I’m known for being able to talk about tough stuff with my audiences, in a real and vulnerable way. Reframing disruption of any kind is one of my key areas of focus. I’ve been lifting the lid off death with my audiences since brutally losing my husband in an armed home invasion at the end of 2017. I share the importance of the power of rituals, community, and the actual process of grieving itself. These are healthy ways of integrating loss through death into our lives.

The rituals following a death.

The rituals surrounding the death and funeral of Queen Elizabeth II have provided incredible visual examples of the power of social grieving in community, of allowing people to mourn publicly but with dignity. Some of the things we have witnessed that supports the processing of grief include some of the following:

  • The laying of flowers and cards
  • The gathering of people
  • The procession of the coffin from place to place
  • The walk of family members behind the coffin on the gun carriage
  • The handing over of the coffin from family to the state
  • The mourners queuing for hours together in quiet, patient and reverent contemplation
  • The sound of marching
  • The sound of music
  • The sound of prayers, readings, speeches and eulogies
  • The personal memories and stories being shared about the Queen by those who knew her (famous or not)
  • The following of a set order of events (as any funeral or memorial service does)
  • The slow pace of the process, provides time and breathing-space to feel

Grief in Action

So much of what I have listed above is grief in action. Grief for me is not just a feeling, it’s an active process full of verbs ending in ‘ing’ such as:

  • Crying
  • Talking
  • Sleeping
  • Walking
  • Swimming
  • Journaling
  • Praying
  • Meditating
  • Reflecting
  • Birthing
  • Growing
  • Changing
  • Absorbing
  • Healing
  • Accepting
  • Discovering

Motion, or doing grief, is required to get through grief so as not to get stuck in grief.

Social Grieving

Doing grief together, in community with others, is so much easier than doing it alone. Spare a thought for those who had to grieve alone at the height of the global pandemic.

With social grieving, there is social learning and social healing.

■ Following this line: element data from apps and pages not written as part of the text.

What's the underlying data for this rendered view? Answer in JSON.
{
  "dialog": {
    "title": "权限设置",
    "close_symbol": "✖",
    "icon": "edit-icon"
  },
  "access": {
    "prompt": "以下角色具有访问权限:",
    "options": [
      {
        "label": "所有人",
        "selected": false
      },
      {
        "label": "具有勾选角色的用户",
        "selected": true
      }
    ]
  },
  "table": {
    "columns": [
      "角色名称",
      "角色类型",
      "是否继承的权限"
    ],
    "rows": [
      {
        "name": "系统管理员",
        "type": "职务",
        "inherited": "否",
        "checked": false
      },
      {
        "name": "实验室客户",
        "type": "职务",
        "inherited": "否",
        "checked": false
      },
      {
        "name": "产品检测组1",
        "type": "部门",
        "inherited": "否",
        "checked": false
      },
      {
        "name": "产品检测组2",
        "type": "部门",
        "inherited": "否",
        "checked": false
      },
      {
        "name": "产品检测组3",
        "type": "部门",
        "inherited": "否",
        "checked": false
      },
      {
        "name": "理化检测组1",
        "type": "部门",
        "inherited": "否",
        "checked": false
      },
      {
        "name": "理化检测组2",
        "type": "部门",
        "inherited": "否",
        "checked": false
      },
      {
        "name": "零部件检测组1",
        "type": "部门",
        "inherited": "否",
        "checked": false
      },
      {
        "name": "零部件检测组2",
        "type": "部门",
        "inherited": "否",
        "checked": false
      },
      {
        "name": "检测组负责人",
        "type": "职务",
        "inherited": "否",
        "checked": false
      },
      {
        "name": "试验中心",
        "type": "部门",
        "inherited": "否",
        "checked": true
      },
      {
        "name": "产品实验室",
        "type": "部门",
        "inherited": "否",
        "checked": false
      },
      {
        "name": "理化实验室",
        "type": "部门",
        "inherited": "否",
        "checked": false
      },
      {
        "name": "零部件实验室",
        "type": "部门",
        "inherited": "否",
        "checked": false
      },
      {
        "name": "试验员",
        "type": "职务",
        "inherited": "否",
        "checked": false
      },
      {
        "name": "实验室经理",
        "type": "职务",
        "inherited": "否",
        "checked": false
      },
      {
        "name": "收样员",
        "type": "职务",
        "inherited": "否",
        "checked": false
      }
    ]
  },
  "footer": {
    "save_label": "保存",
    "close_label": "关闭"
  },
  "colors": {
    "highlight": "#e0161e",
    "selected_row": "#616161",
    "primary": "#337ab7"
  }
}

Whenever we are touched by the passing of another, it triggers us to revisit our own losses of special people in our lives. We absorb the loss in layers and adjust to it over time.

Endings are also new beginnings, inviting us to rediscover and reinvent ourselves through loss and grief. Death is a reminder of what it means to love and be human.

What has the most televised funeral in the world triggered for you?

Much love,
Nikki Bush
Human Potential and Parenting Expert helping you to win at work and life

My suite of talks on the topic of dancing with, and reframing, disruption include:

What If ‘what if’ Happens

And so it begins

Dealing with death: the importance of rituals, community and grieving

Reframing Disruption

These talks are suitable for all groups from businesses to associations, schools, faith groups and more. They help people integrate loss and change into their lives as well as providing insight into how to support others through the journey better. Book now.

My book, Future-proof Yourself, is about dancing with disruption and loss of any kind.